He expounded upon that assessment. The Colts brought him in to be an impact player, which is his expectation. The native Californian will be catching passes from former Chargers quarterback Philip Rivers, who signed for 2020 with the Colts. Pittman is excited to work with someone he holds in high regard as a Hall of Fame quarterback.

Truth be told, Pittman said his father always knew this would happen. Consider that another reason why the son seems so NFL-ready.

“Yeah, so he’s basically like my crystal ball,” Pittman said. “He has predicted the future every step of the way. So, it’s just awesome to have him because he’s pretty much coached me up my whole life about the NFL, dealing with coaches, locker-room life and basically teaching me to be a football player throughout my whole life.”

“When I was young I just always thought that I was going to be an NFL player because that’s what my dad did. All I knew was NFL football. I was like, ‘My dad does it, I can do it, too.’ Back then, I didn’t realize how hard it was and the struggle it is, but looking back now, I’m right where I thought I would be.”

As a high school linebacker, safety and running back, it was his father who foresaw the son becoming a wide receiver. When Pittman struggled during his freshman year at USC, it was his father who reassured Pittman would one day be one of college football’s top wideouts.

Pittman caught 95 passes for 1,222 yards and 11 TDs last season and was a finalist for the Fred Biletnikoff Award given to the nation’s top wide receiver. He won the Pop Warner Award as the top college senior on and off the field.

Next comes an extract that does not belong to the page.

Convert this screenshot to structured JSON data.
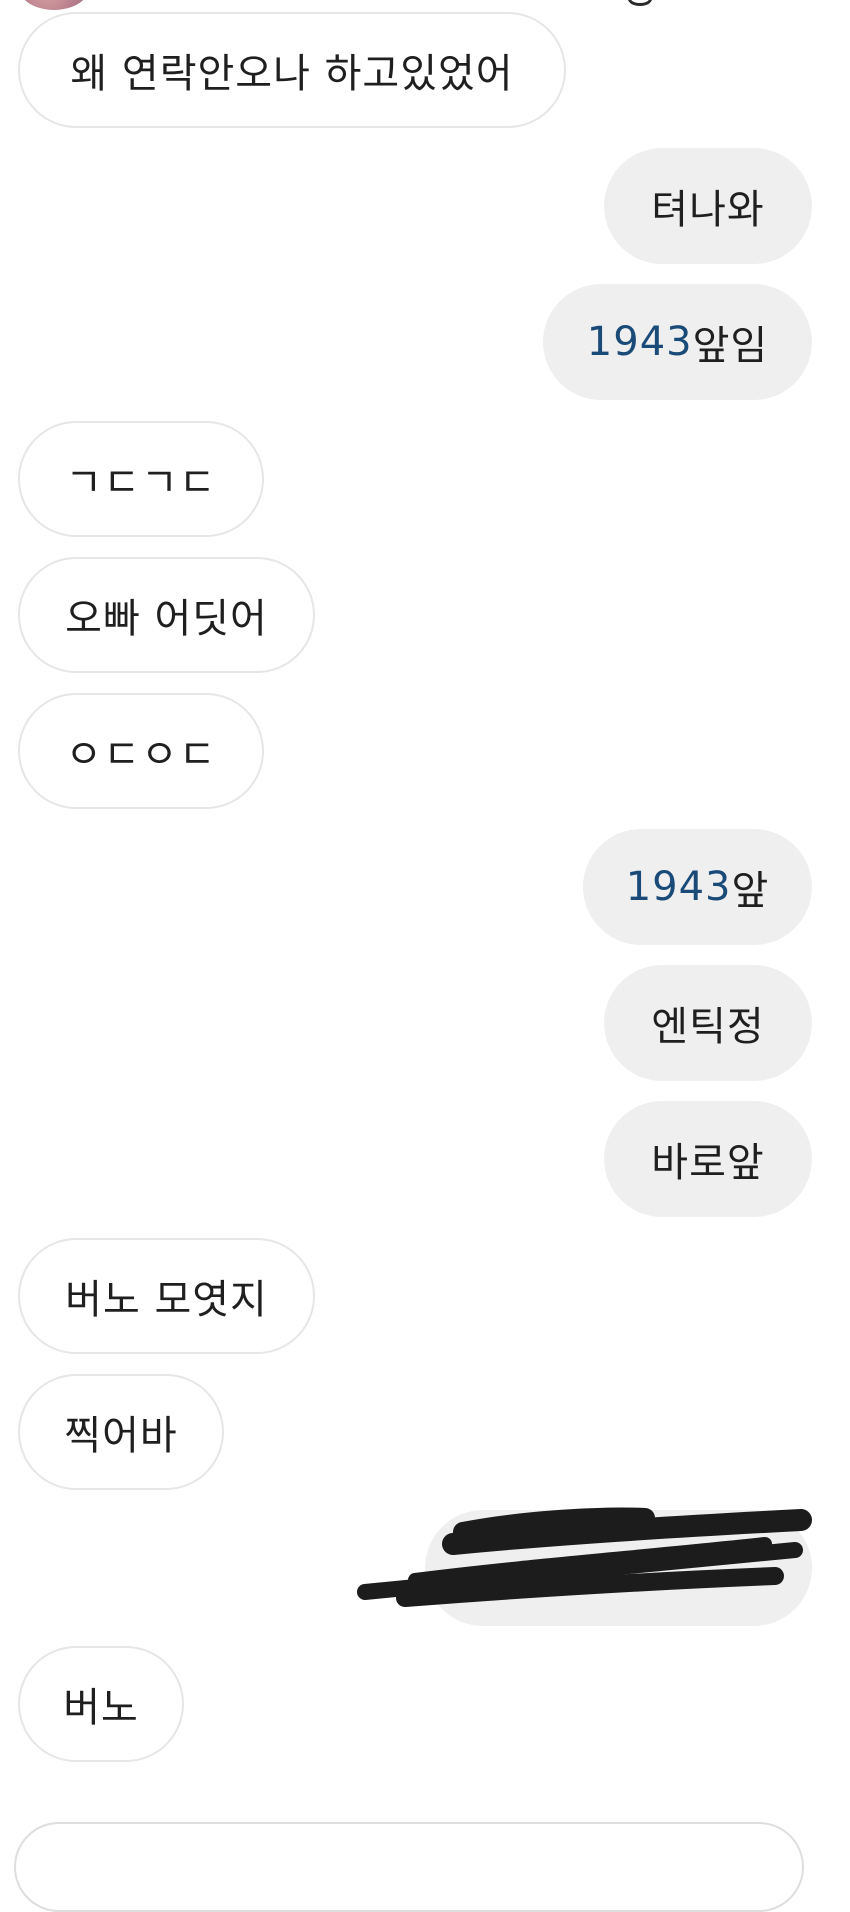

His father didn’t predict the Colts would call, as the son sensed. But when that phone rang on Friday night, Michael Pittman Jr. was ready.